(Page and application data records)
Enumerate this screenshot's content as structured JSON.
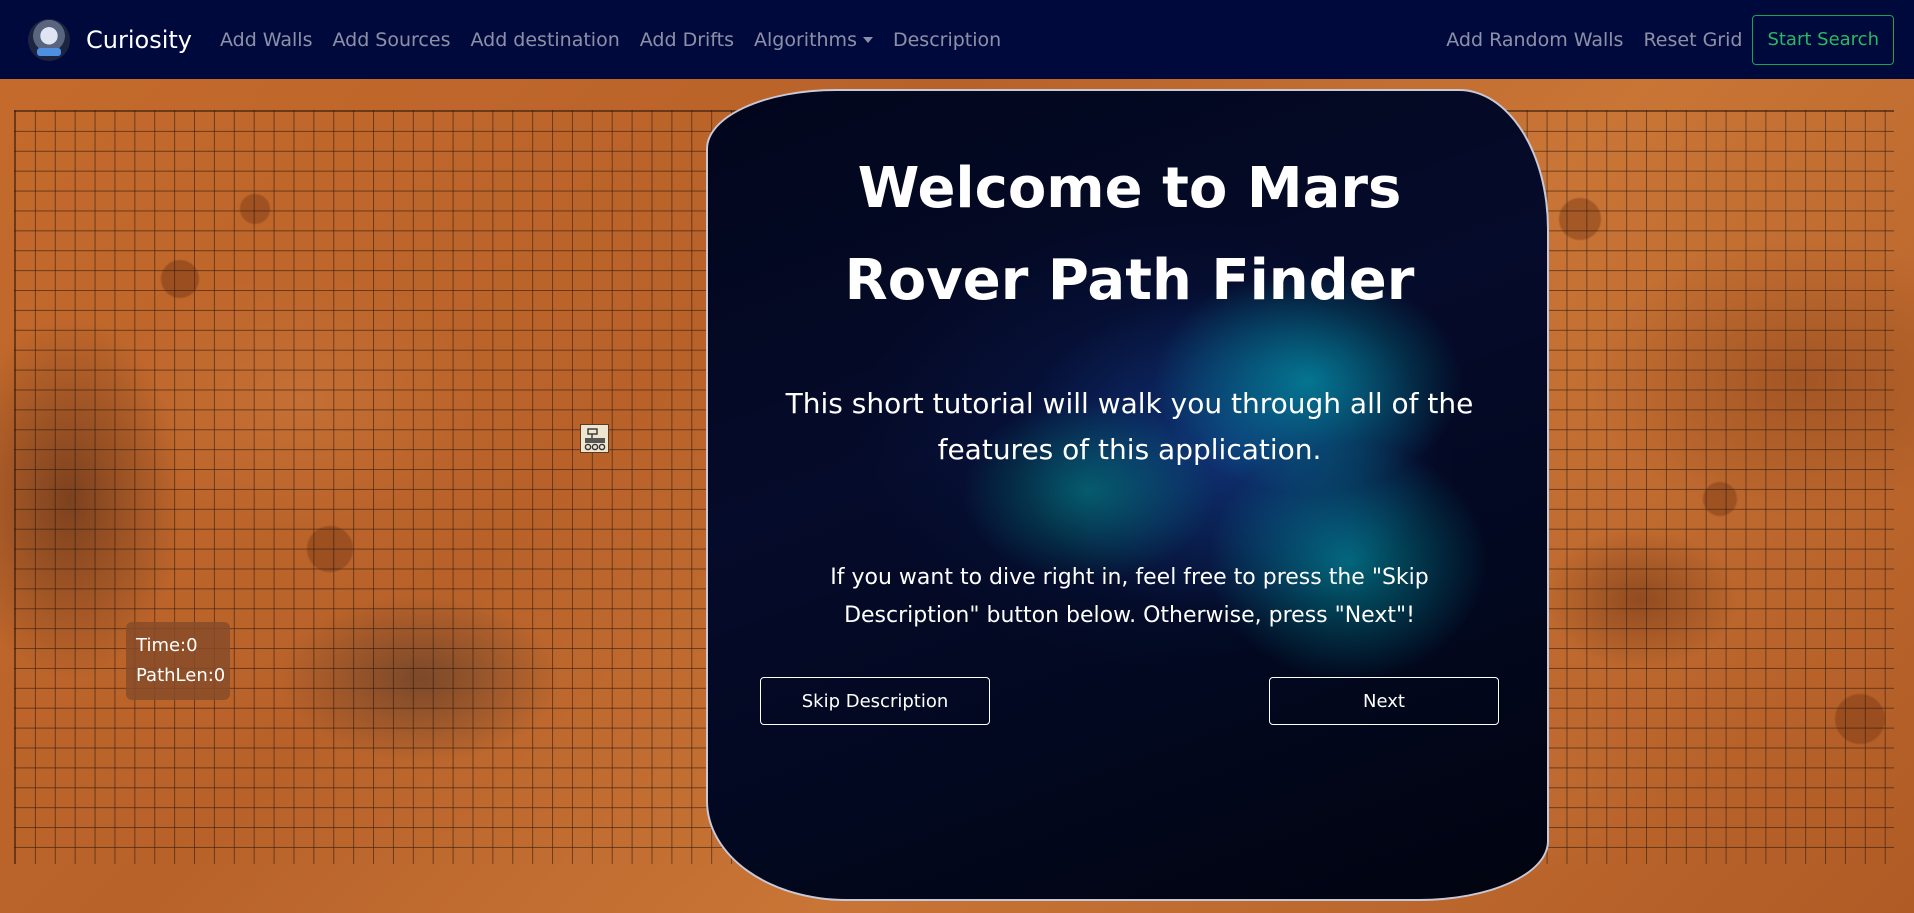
{
  "navbar": {
    "brand": "Curiosity",
    "links": [
      "Add Walls",
      "Add Sources",
      "Add destination",
      "Add Drifts"
    ],
    "algorithms_label": "Algorithms",
    "description_label": "Description",
    "random_walls_label": "Add Random Walls",
    "reset_label": "Reset Grid",
    "start_label": "Start Search",
    "start_color": "#29b864"
  },
  "stats": {
    "time": "Time:0",
    "path_len": "PathLen:0"
  },
  "modal": {
    "title": "Welcome to Mars Rover Path Finder",
    "subtitle": "This short tutorial will walk you through all of the features of this application.",
    "hint": "If you want to dive right in, feel free to press the \"Skip Description\" button below. Otherwise, press \"Next\"!",
    "skip_label": "Skip Description",
    "next_label": "Next"
  },
  "colors": {
    "navbar_bg": "#00093c",
    "mars_base": "#b8622a"
  },
  "icons": {
    "brand": "rover-logo-icon",
    "grid_source": "rover-icon"
  }
}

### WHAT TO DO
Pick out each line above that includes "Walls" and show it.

### OUTPUT FOR THIS TASK
      "Add Walls",
    "random_walls_label": "Add Random Walls",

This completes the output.